Speaker: Shihe Fu
Speaker Intro:

Professor of Economics, Wang Yanan Institute for Studies in Economics and the School of Economics, Xiamen University


We provide nationwide estimates of air pollution’s effect on short-run labor productivity for manufacturing firms in China from 1998 to 2007. An emerging literature estimates air pollution’s effects on labor productivity but only for small groups of workers of particular occupations or firms. To provide more comprehensive estimates necessary for policy analysis, we estimate effects for all but some small firms (90% of China’s manufacturing output) and capture all channels by which pollution influences productivity. We instrument for reverse causality between pollution and output using thermal inversions.

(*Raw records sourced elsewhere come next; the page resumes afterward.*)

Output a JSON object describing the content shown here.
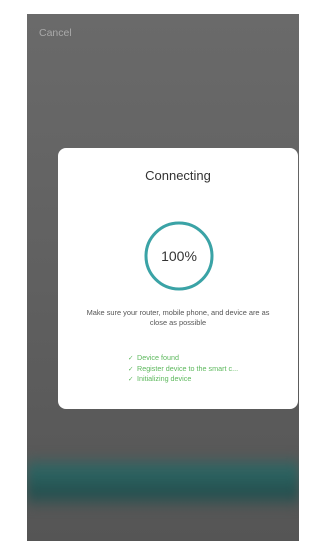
{
  "header": {
    "cancel_label": "Cancel"
  },
  "dialog": {
    "title": "Connecting",
    "progress_text": "100%",
    "progress_fraction": 1.0,
    "hint": "Make sure your router, mobile phone, and device are as close as possible",
    "steps": [
      {
        "label": "Device found",
        "icon": "check-icon"
      },
      {
        "label": "Register device to the smart c...",
        "icon": "check-icon"
      },
      {
        "label": "Initializing device",
        "icon": "check-icon"
      }
    ]
  },
  "colors": {
    "accent": "#3aa3a6",
    "success": "#5cb85c",
    "overlay": "#5f5f5f",
    "bottom_bar": "#2c6462"
  }
}
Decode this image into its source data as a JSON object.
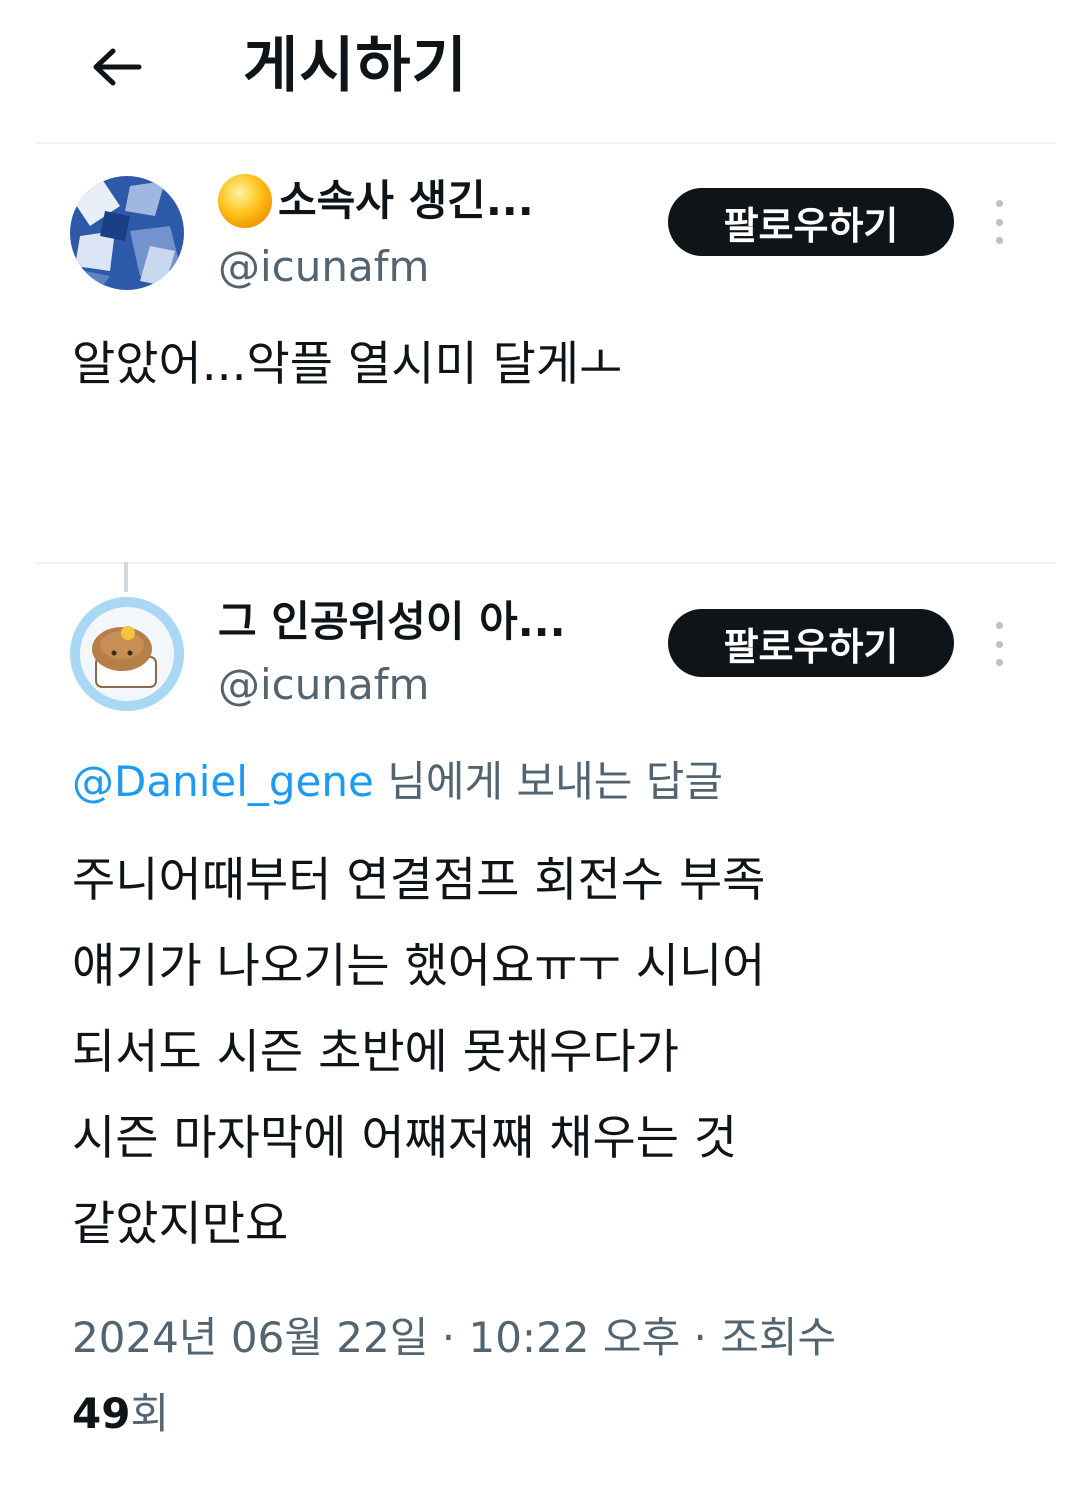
{
  "header": {
    "title": "게시하기",
    "back_icon": "arrow-left-icon"
  },
  "posts": [
    {
      "display_name": "소속사 생긴...",
      "handle": "@icunafm",
      "follow_label": "팔로우하기",
      "text": "알았어...악플 열시미 달게ㅗ"
    },
    {
      "display_name": "그 인공위성이 아...",
      "handle": "@icunafm",
      "follow_label": "팔로우하기",
      "reply_mention": "@Daniel_gene",
      "reply_suffix": "님에게 보내는 답글",
      "text_lines": [
        "주니어때부터  연결점프 회전수 부족",
        "얘기가 나오기는 했어요ㅠㅜ 시니어",
        "되서도 시즌 초반에  못채우다가",
        "시즌 마자막에 어쨰저쨰 채우는 것",
        "같았지만요"
      ],
      "date": "2024년 06월 22일",
      "time": "10:22 오후",
      "views_label": "조회수",
      "views_count": "49",
      "views_suffix": "회"
    }
  ],
  "colors": {
    "text": "#0f1419",
    "secondary": "#536471",
    "link": "#1d9bf0",
    "button": "#0f1419"
  }
}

Our causal estimates imply that a one ??g/m3 decrease in PM2.5 (SO2) increases labor productivity by 0.011% (0.036%) with an elasticity of -0.58 (-0.54). Lowering PM2.5 (SO2) by 1% nationwide through methods other than reducing manufacturing output would generate annual productivity increases of CNY 74.1 (69.7) thousand for the average firm and CNY 11.8 (11.1) billion or 0.079% (0.075%) of GDP across all firms. Improving air quality generates substantial productivity benefits and these should be considered in evaluating environmental regulations and their effect on firm competitiveness.

Time: 2017-11-22(Wednesday)12:30-13:30
Venue: N302, Econ Building